A Bachelor’s Degree at 72
At the age of 72, Michael Bradic checked something off his bucket list — getting a bachelor’s degree in history — and became the oldest graduate in the Kean University Class of 2019.
"I’m proud of it because it says that regardless of your age, if there is something you want to do, you can do it. Even as you get older, you should always strive to better yourself,” Bradic said. "I always want to keep my mind active.”
The Toms River resident attended Kean Ocean. He admits that going to school with students who, in some cases, were younger than his grandchildren wasn’t always easy. Case in point — cell phones.
"I would see the students with their latte in one hand and their phone in the other, and I'd be saying to myself, 'Who are they talking to so early in the morning?’” he said. "I'm not saying anything is wrong with that because if they are capable of being on their phones and still getting good grades, that’s all good. I just wanted more social interactions.”
Bradic is used to taking on challenges. He is a Vietnam War veteran who raised five children with his wife, Deborah — their own two sons and a daughter, as well as two nieces he adopted when his sister died unexpectedly at the age of 26.
Now retired, Bradic had careers at Chevron and the United States Postal Service.
He needs hip replacement surgery and walks with the support of two canes. However, Bradic said that never got in the way of his education. He would leave plenty of time to get to school and arrive early to class.
"He is a fine, hardworking student,” said Frank J. Esposito, Ph.D., distinguished professor of history and education who had Bradic in his History of the 1960s class. "His dedication and positive impact on the much younger students in class were quite impressive.”
Bradic was inducted into Phi Alpha Theta National History Honor Society. He credits Kean’s professors with showing him the way to academic success and singles out one in particular, Lecturer Frank Wetta, Ph.D., for teaching him the proper way to write a paper.
"When I got an A on one of my papers for him, I framed it because getting an A from him means a lot. He doesn't give out high grades. He is a very tough history professor,” Bradic said.
He plans to put his history degree to use in the workplace but wants to find the right opportunity close to home. Bradic hopes his story is an inspiration to people of all ages.

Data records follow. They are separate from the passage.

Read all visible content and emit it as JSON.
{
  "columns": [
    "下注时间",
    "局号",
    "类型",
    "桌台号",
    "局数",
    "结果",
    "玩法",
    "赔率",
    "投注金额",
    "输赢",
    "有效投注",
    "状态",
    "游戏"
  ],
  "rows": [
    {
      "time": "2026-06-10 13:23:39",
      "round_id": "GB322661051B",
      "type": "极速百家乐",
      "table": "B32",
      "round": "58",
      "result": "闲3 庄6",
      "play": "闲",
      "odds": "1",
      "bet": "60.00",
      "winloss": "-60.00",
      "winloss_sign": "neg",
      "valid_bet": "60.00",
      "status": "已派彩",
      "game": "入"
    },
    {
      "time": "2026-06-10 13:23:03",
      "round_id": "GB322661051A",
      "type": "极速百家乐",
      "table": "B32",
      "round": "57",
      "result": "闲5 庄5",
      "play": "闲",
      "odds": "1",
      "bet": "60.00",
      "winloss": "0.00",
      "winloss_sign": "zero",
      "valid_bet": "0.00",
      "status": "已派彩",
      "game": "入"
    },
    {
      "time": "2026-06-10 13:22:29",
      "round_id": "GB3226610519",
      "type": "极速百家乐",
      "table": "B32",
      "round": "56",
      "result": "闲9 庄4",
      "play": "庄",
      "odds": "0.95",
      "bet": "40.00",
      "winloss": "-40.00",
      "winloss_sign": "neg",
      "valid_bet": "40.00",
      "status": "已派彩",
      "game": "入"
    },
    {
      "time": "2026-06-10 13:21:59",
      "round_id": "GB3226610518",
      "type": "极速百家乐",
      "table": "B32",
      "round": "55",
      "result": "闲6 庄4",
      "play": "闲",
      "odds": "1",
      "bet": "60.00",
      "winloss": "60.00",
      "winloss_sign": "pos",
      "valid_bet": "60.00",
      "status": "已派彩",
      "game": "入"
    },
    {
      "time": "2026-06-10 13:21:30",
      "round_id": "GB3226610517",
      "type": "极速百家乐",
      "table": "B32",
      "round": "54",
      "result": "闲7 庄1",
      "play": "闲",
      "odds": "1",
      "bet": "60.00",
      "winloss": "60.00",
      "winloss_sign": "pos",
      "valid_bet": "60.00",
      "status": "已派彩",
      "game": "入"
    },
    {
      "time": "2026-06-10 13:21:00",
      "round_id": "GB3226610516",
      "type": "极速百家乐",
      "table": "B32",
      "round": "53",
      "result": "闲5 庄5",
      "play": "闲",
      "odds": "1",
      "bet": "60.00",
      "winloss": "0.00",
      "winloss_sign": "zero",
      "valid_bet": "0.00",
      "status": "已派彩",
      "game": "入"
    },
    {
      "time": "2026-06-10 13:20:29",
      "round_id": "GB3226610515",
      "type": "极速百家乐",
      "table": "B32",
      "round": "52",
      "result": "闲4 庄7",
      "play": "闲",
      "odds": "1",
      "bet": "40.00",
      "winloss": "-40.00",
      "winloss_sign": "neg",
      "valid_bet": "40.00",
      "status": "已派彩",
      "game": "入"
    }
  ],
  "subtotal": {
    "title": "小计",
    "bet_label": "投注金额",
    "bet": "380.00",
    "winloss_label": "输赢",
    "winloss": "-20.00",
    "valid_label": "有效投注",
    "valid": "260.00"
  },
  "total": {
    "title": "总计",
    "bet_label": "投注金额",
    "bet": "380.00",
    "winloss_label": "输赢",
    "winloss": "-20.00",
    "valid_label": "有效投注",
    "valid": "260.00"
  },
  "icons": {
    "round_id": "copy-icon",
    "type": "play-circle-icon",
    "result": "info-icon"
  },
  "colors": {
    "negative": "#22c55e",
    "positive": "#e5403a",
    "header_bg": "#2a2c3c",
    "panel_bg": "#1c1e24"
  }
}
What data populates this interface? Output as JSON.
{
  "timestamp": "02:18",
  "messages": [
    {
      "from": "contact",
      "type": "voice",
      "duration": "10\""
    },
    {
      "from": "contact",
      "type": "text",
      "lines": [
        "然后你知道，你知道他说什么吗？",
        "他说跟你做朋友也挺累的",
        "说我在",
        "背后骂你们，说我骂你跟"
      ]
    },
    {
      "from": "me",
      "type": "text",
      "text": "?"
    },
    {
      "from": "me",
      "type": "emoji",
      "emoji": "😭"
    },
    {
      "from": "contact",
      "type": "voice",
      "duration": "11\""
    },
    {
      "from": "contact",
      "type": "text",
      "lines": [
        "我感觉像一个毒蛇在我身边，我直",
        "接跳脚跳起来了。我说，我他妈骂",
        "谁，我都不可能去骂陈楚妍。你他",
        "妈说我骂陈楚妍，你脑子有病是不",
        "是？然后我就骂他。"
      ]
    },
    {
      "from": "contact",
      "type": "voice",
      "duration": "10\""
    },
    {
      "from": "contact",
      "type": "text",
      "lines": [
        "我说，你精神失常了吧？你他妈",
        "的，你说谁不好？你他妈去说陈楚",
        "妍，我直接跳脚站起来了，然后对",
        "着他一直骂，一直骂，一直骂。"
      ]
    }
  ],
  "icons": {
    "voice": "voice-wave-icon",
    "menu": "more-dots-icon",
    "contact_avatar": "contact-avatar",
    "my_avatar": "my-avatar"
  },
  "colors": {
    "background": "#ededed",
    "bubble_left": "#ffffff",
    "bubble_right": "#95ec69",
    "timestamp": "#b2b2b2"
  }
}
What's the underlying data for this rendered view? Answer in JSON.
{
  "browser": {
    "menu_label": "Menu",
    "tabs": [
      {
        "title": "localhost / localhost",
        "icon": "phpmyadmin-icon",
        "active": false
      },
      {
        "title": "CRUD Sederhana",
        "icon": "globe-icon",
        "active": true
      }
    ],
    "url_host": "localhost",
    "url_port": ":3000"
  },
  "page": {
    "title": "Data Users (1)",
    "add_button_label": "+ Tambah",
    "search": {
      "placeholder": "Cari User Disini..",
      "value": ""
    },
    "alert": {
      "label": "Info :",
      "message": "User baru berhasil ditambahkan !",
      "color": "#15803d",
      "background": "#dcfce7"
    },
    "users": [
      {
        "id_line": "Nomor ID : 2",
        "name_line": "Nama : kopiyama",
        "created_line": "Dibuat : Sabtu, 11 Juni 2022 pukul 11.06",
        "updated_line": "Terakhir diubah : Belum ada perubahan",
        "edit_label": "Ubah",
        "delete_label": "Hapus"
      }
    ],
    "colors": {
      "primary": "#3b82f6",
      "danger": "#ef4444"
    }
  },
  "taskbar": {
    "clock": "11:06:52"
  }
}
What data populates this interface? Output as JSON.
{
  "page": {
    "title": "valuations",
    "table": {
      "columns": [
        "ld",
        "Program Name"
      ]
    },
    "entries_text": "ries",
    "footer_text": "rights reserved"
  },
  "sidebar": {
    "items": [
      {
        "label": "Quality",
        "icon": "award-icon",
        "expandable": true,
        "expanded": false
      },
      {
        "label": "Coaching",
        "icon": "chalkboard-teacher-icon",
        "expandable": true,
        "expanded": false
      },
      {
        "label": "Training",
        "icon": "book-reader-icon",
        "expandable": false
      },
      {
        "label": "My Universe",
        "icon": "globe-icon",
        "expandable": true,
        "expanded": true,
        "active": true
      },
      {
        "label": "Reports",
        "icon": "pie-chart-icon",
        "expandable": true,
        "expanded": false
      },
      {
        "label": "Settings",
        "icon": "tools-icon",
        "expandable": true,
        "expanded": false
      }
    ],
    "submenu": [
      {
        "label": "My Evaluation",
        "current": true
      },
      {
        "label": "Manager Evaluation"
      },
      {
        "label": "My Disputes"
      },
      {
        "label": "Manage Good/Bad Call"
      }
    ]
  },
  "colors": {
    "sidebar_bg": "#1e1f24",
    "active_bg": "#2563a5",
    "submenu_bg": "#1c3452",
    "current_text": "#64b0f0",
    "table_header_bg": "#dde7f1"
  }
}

"My thing is, don't have any limitations. Always stay positive. Always be willing to let people help you, and use whatever is available to you to help you achieve your goal,” he said. “You will do it. You will surprise yourself because I surprised myself.”